Johnny, an outstanding young swimmer, went missing nearly thirty years ago: drowned, or so everyone except his sister Imogen believes. How could this have happened? Encouraged, pushed even, from a child by his father, Johnny could have made the Olympic team, couldn't he? As Imogen gradually pieces together bits of her family history, we hear the tragic echoes that connect her with the Great War and Ireland in the nineteen-twenties.
Jennifer Johnston is one of the foremost Irish writers of her, or any, generation.
She has won the Whitbread Prize (THE OLD JEST), the Evening Standard Best First Novel Award (for THE CAPTAINS AND THE KINGS), the Yorkshire Post Award, Best Book of the Year (twice, for THE CAPTAINS AND THE KINGS and HOW MANY MILES TO BABYLON?).
She was also shortlisted for the Booker Prize with SHADOWS ON OUR SKIN.
The quiet, elegiac prose is well sustained
Characters damaged by their upbringing are Jennifer Johnston's metier, and echoes are a favourite motif. In what is, despite its title, a very fine novel, the tragedies of her family's past recur as Imogen's words resound off the coastal bay. A taut narrative, pared prose and lyrical imagery add up to a sad affirmation of Philip Larkin's adage

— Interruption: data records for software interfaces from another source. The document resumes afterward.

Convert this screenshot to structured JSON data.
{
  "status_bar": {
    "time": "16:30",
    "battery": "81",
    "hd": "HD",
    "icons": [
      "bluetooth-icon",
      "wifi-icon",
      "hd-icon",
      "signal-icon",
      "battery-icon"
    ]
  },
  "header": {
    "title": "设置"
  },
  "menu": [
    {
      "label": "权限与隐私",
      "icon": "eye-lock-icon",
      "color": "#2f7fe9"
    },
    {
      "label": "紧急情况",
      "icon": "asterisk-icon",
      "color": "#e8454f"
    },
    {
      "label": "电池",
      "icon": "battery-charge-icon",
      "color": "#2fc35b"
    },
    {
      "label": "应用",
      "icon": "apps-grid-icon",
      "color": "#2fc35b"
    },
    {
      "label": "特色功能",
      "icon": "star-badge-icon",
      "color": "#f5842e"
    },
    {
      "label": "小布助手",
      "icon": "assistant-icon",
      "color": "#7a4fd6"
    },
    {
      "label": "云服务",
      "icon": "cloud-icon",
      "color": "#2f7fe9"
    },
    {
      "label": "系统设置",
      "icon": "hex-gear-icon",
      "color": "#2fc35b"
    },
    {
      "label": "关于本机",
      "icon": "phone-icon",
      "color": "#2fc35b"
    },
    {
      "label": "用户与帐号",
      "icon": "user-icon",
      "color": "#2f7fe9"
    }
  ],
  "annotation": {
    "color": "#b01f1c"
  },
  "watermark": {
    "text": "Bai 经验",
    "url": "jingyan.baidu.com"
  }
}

Characteristically wry [and] intelligent
Eileen Battersby, Irish Times